== Task prompt ==
Set down the records that follow exactly and completely.

== Stored data ==
************

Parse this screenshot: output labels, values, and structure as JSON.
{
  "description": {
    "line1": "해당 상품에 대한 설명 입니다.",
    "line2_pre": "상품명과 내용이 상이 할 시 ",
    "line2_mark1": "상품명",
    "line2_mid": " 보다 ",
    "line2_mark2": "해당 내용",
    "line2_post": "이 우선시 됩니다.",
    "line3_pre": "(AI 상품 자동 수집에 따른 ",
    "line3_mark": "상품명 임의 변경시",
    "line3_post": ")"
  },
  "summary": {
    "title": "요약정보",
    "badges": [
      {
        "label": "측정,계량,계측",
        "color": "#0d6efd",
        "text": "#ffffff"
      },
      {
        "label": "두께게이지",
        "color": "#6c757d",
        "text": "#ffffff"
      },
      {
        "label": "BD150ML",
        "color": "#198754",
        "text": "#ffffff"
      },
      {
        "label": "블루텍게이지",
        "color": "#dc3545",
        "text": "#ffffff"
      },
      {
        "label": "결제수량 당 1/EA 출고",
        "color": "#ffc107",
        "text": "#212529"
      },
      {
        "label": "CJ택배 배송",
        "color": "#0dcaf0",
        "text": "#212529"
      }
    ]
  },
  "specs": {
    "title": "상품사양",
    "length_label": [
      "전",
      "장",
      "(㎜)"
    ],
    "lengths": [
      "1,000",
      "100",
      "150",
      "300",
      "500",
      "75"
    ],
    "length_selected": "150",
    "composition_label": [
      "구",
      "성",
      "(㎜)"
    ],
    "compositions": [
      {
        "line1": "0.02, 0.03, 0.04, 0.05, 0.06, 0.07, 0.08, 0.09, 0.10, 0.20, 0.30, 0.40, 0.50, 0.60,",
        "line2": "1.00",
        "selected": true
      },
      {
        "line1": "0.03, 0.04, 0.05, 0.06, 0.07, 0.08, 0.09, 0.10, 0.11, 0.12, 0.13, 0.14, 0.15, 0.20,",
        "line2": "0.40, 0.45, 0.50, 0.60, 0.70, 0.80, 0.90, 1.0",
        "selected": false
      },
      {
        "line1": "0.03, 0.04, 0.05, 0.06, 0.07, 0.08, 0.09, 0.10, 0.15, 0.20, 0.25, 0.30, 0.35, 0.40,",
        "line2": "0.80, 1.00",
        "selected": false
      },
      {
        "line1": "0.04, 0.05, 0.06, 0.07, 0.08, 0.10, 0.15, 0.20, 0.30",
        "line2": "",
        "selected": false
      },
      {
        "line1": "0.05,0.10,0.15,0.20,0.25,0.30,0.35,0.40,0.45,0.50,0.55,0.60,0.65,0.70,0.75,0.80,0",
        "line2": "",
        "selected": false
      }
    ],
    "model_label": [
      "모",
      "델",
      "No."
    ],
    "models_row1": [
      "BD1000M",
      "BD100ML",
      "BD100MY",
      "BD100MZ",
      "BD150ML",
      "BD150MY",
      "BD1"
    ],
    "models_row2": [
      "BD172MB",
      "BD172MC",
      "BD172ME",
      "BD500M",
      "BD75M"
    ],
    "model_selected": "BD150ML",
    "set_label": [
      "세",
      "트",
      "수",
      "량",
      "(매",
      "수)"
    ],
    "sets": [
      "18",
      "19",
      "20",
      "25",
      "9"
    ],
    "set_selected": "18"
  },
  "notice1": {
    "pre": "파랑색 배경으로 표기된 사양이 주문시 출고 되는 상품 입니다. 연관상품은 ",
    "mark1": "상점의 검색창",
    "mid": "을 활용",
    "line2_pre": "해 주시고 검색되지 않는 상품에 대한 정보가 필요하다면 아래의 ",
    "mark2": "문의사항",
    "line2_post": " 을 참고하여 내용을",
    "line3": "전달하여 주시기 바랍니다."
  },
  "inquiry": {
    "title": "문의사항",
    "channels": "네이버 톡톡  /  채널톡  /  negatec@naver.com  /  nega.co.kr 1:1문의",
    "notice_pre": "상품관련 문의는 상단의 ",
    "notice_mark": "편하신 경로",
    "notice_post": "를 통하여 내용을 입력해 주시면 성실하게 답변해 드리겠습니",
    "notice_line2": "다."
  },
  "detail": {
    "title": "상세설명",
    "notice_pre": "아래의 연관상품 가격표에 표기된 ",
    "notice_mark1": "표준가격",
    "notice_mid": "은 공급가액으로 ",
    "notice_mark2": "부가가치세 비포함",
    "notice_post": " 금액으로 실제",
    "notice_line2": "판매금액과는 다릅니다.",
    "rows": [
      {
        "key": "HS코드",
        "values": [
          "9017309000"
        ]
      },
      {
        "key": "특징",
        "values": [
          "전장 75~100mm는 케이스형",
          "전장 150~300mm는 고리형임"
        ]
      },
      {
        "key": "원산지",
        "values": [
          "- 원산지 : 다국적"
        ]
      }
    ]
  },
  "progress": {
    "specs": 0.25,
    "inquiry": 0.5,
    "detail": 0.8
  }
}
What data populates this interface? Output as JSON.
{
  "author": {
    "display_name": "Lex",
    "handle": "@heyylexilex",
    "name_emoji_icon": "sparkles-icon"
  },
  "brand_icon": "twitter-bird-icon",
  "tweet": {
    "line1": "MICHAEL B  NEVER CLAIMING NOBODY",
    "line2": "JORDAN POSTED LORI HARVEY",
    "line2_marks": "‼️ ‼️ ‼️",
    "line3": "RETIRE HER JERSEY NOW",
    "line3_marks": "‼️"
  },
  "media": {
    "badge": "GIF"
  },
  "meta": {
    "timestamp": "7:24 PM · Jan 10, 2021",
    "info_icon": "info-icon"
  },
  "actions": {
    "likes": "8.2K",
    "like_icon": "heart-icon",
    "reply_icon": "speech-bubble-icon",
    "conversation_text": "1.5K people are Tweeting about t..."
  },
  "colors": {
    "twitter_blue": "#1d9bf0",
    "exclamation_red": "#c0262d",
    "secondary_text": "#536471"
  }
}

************

== Solved exercise ==
Parse this screenshot: output labels, values, and structure as JSON.
{
  "description": {
    "line1": "해당 상품에 대한 설명 입니다.",
    "line2_pre": "상품명과 내용이 상이 할 시 ",
    "line2_mark1": "상품명",
    "line2_mid": " 보다 ",
    "line2_mark2": "해당 내용",
    "line2_post": "이 우선시 됩니다.",
    "line3_pre": "(AI 상품 자동 수집에 따른 ",
    "line3_mark": "상품명 임의 변경시",
    "line3_post": ")"
  },
  "summary": {
    "title": "요약정보",
    "badges": [
      {
        "label": "측정,계량,계측",
        "color": "#0d6efd",
        "text": "#ffffff"
      },
      {
        "label": "두께게이지",
        "color": "#6c757d",
        "text": "#ffffff"
      },
      {
        "label": "BD150ML",
        "color": "#198754",
        "text": "#ffffff"
      },
      {
        "label": "블루텍게이지",
        "color": "#dc3545",
        "text": "#ffffff"
      },
      {
        "label": "결제수량 당 1/EA 출고",
        "color": "#ffc107",
        "text": "#212529"
      },
      {
        "label": "CJ택배 배송",
        "color": "#0dcaf0",
        "text": "#212529"
      }
    ]
  },
  "specs": {
    "title": "상품사양",
    "length_label": [
      "전",
      "장",
      "(㎜)"
    ],
    "lengths": [
      "1,000",
      "100",
      "150",
      "300",
      "500",
      "75"
    ],
    "length_selected": "150",
    "composition_label": [
      "구",
      "성",
      "(㎜)"
    ],
    "compositions": [
      {
        "line1": "0.02, 0.03, 0.04, 0.05, 0.06, 0.07, 0.08, 0.09, 0.10, 0.20, 0.30, 0.40, 0.50, 0.60,",
        "line2": "1.00",
        "selected": true
      },
      {
        "line1": "0.03, 0.04, 0.05, 0.06, 0.07, 0.08, 0.09, 0.10, 0.11, 0.12, 0.13, 0.14, 0.15, 0.20,",
        "line2": "0.40, 0.45, 0.50, 0.60, 0.70, 0.80, 0.90, 1.0",
        "selected": false
      },
      {
        "line1": "0.03, 0.04, 0.05, 0.06, 0.07, 0.08, 0.09, 0.10, 0.15, 0.20, 0.25, 0.30, 0.35, 0.40,",
        "line2": "0.80, 1.00",
        "selected": false
      },
      {
        "line1": "0.04, 0.05, 0.06, 0.07, 0.08, 0.10, 0.15, 0.20, 0.30",
        "line2": "",
        "selected": false
      },
      {
        "line1": "0.05,0.10,0.15,0.20,0.25,0.30,0.35,0.40,0.45,0.50,0.55,0.60,0.65,0.70,0.75,0.80,0",
        "line2": "",
        "selected": false
      }
    ],
    "model_label": [
      "모",
      "델",
      "No."
    ],
    "models_row1": [
      "BD1000M",
      "BD100ML",
      "BD100MY",
      "BD100MZ",
      "BD150ML",
      "BD150MY",
      "BD1"
    ],
    "models_row2": [
      "BD172MB",
      "BD172MC",
      "BD172ME",
      "BD500M",
      "BD75M"
    ],
    "model_selected": "BD150ML",
    "set_label": [
      "세",
      "트",
      "수",
      "량",
      "(매",
      "수)"
    ],
    "sets": [
      "18",
      "19",
      "20",
      "25",
      "9"
    ],
    "set_selected": "18"
  },
  "notice1": {
    "pre": "파랑색 배경으로 표기된 사양이 주문시 출고 되는 상품 입니다. 연관상품은 ",
    "mark1": "상점의 검색창",
    "mid": "을 활용",
    "line2_pre": "해 주시고 검색되지 않는 상품에 대한 정보가 필요하다면 아래의 ",
    "mark2": "문의사항",
    "line2_post": " 을 참고하여 내용을",
    "line3": "전달하여 주시기 바랍니다."
  },
  "inquiry": {
    "title": "문의사항",
    "channels": "네이버 톡톡  /  채널톡  /  negatec@naver.com  /  nega.co.kr 1:1문의",
    "notice_pre": "상품관련 문의는 상단의 ",
    "notice_mark": "편하신 경로",
    "notice_post": "를 통하여 내용을 입력해 주시면 성실하게 답변해 드리겠습니",
    "notice_line2": "다."
  },
  "detail": {
    "title": "상세설명",
    "notice_pre": "아래의 연관상품 가격표에 표기된 ",
    "notice_mark1": "표준가격",
    "notice_mid": "은 공급가액으로 ",
    "notice_mark2": "부가가치세 비포함",
    "notice_post": " 금액으로 실제",
    "notice_line2": "판매금액과는 다릅니다.",
    "rows": [
      {
        "key": "HS코드",
        "values": [
          "9017309000"
        ]
      },
      {
        "key": "특징",
        "values": [
          "전장 75~100mm는 케이스형",
          "전장 150~300mm는 고리형임"
        ]
      },
      {
        "key": "원산지",
        "values": [
          "- 원산지 : 다국적"
        ]
      }
    ]
  },
  "progress": {
    "specs": 0.25,
    "inquiry": 0.5,
    "detail": 0.8
  }
}
What data populates this interface? Output as JSON.
{
  "author": {
    "display_name": "Lex",
    "handle": "@heyylexilex",
    "name_emoji_icon": "sparkles-icon"
  },
  "brand_icon": "twitter-bird-icon",
  "tweet": {
    "line1": "MICHAEL B  NEVER CLAIMING NOBODY",
    "line2": "JORDAN POSTED LORI HARVEY",
    "line2_marks": "‼️ ‼️ ‼️",
    "line3": "RETIRE HER JERSEY NOW",
    "line3_marks": "‼️"
  },
  "media": {
    "badge": "GIF"
  },
  "meta": {
    "timestamp": "7:24 PM · Jan 10, 2021",
    "info_icon": "info-icon"
  },
  "actions": {
    "likes": "8.2K",
    "like_icon": "heart-icon",
    "reply_icon": "speech-bubble-icon",
    "conversation_text": "1.5K people are Tweeting about t..."
  },
  "colors": {
    "twitter_blue": "#1d9bf0",
    "exclamation_red": "#c0262d",
    "secondary_text": "#536471"
  }
}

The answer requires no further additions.